 What are your goals with GOSU -- number 1 APAC? Or something a little more tempered at first, like simply top 2 SEA (aka APAC LAN qualification)?

Mas: The goal is number 1 APAC and I see us doing that.

What would you like to say to our readers?

Mas: I took this opportunity because I wanted to see what I could actually do. I believe I am a top player when I play with a good team. I like to be creative and come up with strategies that people don’t see often, so expect those to come out in the season. I would like to thank Shin and FightiR for choosing me over some other players, and I know good things are to come. I think more teams should look into transferring players over from other areas as it only helps the scene grow and allows that individual to show we he actually has to offer when the time comes.

shinbagel: Thank you taking the time to read this and being passionate about Rainbow Six and in esports in general. I love seeing all the support this game gets from its engaging and vocal community. GOSU plans to be a positive addition to the pro SEA scene and help grow the Siege community here, so please show your support in the coming months!

Catch the team in action presumably during the 2019 Six Invitational APAC Qualifiers, and then in Season 9 of the SEA Pro League.

The GOSU roster is:

 Ilham “Sunan” Surya

 Dyaz “Evou” Caesar

 Benny “Berphy” Rachmadi

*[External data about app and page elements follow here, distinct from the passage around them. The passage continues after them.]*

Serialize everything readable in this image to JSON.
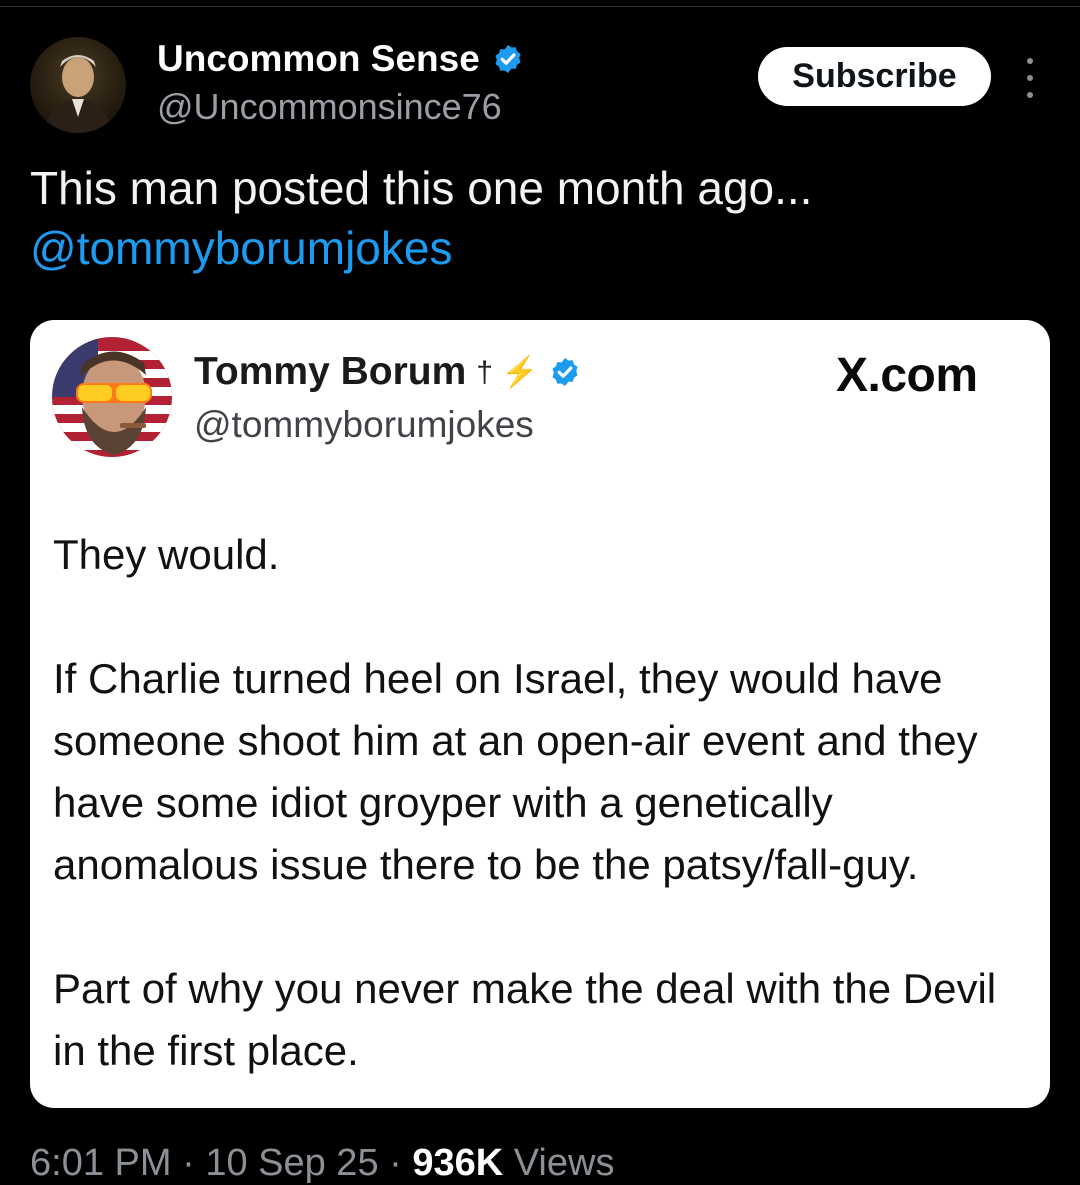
{
  "post": {
    "author": {
      "name": "Uncommon Sense",
      "handle": "@Uncommonsince76",
      "verified": true
    },
    "subscribe_label": "Subscribe",
    "text": "This man posted this one month ago...",
    "mention": "@tommyborumjokes",
    "meta": {
      "time": "6:01 PM",
      "separator": " · ",
      "date": "10 Sep 25",
      "views_count": "936K",
      "views_label": "Views"
    }
  },
  "embedded": {
    "author": {
      "name": "Tommy Borum",
      "name_emoji": "† ⚡",
      "handle": "@tommyborumjokes",
      "verified": true
    },
    "brand": "X.com",
    "paragraphs": [
      "They would.",
      "If Charlie turned heel on Israel, they would have someone shoot him at an open-air event and they have some idiot groyper with a genetically anomalous issue there to be the patsy/fall-guy.",
      "Part of why you never make the deal with the Devil in the first place."
    ]
  },
  "colors": {
    "background": "#000000",
    "link": "#1d9bf0",
    "verified": "#1d9bf0",
    "card": "#ffffff"
  },
  "icons": {
    "verified": "verified-badge-icon",
    "more": "more-vertical-icon"
  }
}
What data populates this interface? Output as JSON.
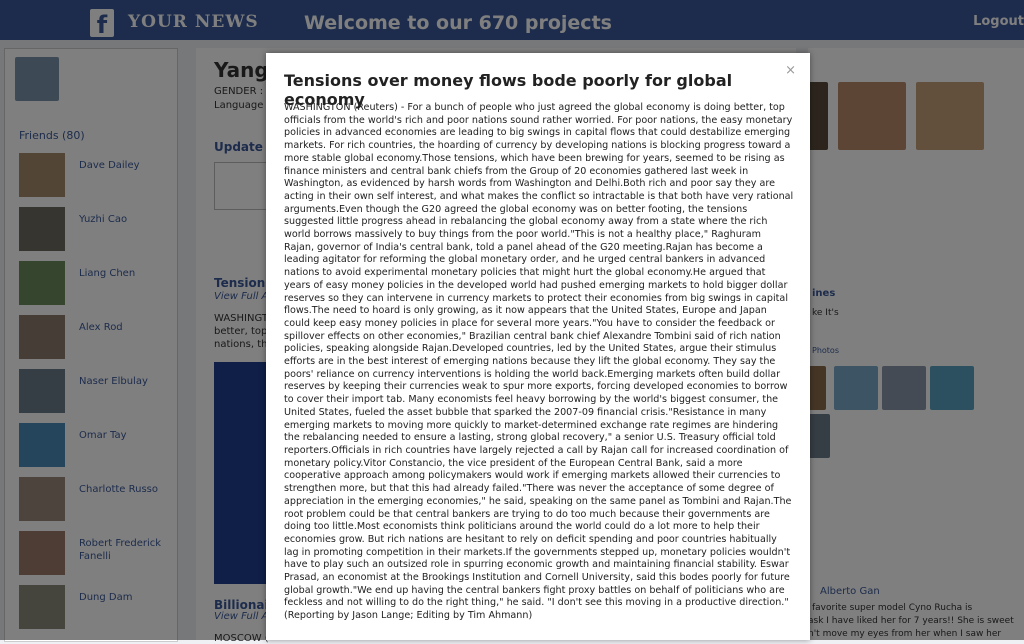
{
  "header": {
    "brand": "YOUR NEWS",
    "welcome": "Welcome to our 670 projects",
    "logout": "Logout"
  },
  "profile": {
    "name": "Yang",
    "gender_label": "GENDER :",
    "language_label": "Language",
    "update_status": "Update St"
  },
  "friends": {
    "heading": "Friends (80)",
    "items": [
      "Dave Dailey",
      "Yuzhi Cao",
      "Liang Chen",
      "Alex Rod",
      "Naser Elbulay",
      "Omar Tay",
      "Charlotte Russo",
      "Robert Frederick Fanelli",
      "Dung Dam"
    ]
  },
  "feed": {
    "item1_title": "Tensions",
    "item1_link": "View Full A",
    "item1_snippet": [
      "WASHINGT",
      "better, top",
      "nations, th"
    ],
    "item2_title": "Billionaire",
    "item2_link": "View Full A",
    "item2_snippet": "MOSCOW ("
  },
  "right": {
    "link1": "ines",
    "text1": "ke It's",
    "label": "Photos",
    "friend": "Alberto Gan",
    "snippet": [
      "favorite super model Cyno Rucha is",
      "ask I have liked her for 7 years!! She is sweet",
      "n't move my eyes from her when I saw her"
    ]
  },
  "modal": {
    "title": "Tensions over money flows bode poorly for global economy",
    "close": "×",
    "body": "WASHINGTON (Reuters) - For a bunch of people who just agreed the global economy is doing better, top officials from the world's rich and poor nations sound rather worried. For poor nations, the easy monetary policies in advanced economies are leading to big swings in capital flows that could destabilize emerging markets. For rich countries, the hoarding of currency by developing nations is blocking progress toward a more stable global economy.Those tensions, which have been brewing for years, seemed to be rising as finance ministers and central bank chiefs from the Group of 20 economies gathered last week in Washington, as evidenced by harsh words from Washington and Delhi.Both rich and poor say they are acting in their own self interest, and what makes the conflict so intractable is that both have very rational arguments.Even though the G20 agreed the global economy was on better footing, the tensions suggested little progress ahead in rebalancing the global economy away from a state where the rich world borrows massively to buy things from the poor world.\"This is not a healthy place,\" Raghuram Rajan, governor of India's central bank, told a panel ahead of the G20 meeting.Rajan has become a leading agitator for reforming the global monetary order, and he urged central bankers in advanced nations to avoid experimental monetary policies that might hurt the global economy.He argued that years of easy money policies in the developed world had pushed emerging markets to hold bigger dollar reserves so they can intervene in currency markets to protect their economies from big swings in capital flows.The need to hoard is only growing, as it now appears that the United States, Europe and Japan could keep easy money policies in place for several more years.\"You have to consider the feedback or spillover effects on other economies,\" Brazilian central bank chief Alexandre Tombini said of rich nation policies, speaking alongside Rajan.Developed countries, led by the United States, argue their stimulus efforts are in the best interest of emerging nations because they lift the global economy. They say the poors' reliance on currency interventions is holding the world back.Emerging markets often build dollar reserves by keeping their currencies weak to spur more exports, forcing developed economies to borrow to cover their import tab. Many economists feel heavy borrowing by the world's biggest consumer, the United States, fueled the asset bubble that sparked the 2007-09 financial crisis.\"Resistance in many emerging markets to moving more quickly to market-determined exchange rate regimes are hindering the rebalancing needed to ensure a lasting, strong global recovery,\" a senior U.S. Treasury official told reporters.Officials in rich countries have largely rejected a call by Rajan call for increased coordination of monetary policy.Vitor Constancio, the vice president of the European Central Bank, said a more cooperative approach among policymakers would work if emerging markets allowed their currencies to strengthen more, but that this had already failed.\"There was never the acceptance of some degree of appreciation in the emerging economies,\" he said, speaking on the same panel as Tombini and Rajan.The root problem could be that central bankers are trying to do too much because their governments are doing too little.Most economists think politicians around the world could do a lot more to help their economies grow. But rich nations are hesitant to rely on deficit spending and poor countries habitually lag in promoting competition in their markets.If the governments stepped up, monetary policies wouldn't have to play such an outsized role in spurring economic growth and maintaining financial stability. Eswar Prasad, an economist at the Brookings Institution and Cornell University, said this bodes poorly for future global growth.\"We end up having the central bankers fight proxy battles on behalf of politicians who are feckless and not willing to do the right thing,\" he said. \"I don't see this moving in a productive direction.\"(Reporting by Jason Lange; Editing by Tim Ahmann)"
  }
}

  Adam “FightiR” Vallejo

 Tomas “Mas” Pansini

 Richard “shinbagel” Shin

  Matin “SpeakEasy” Yunos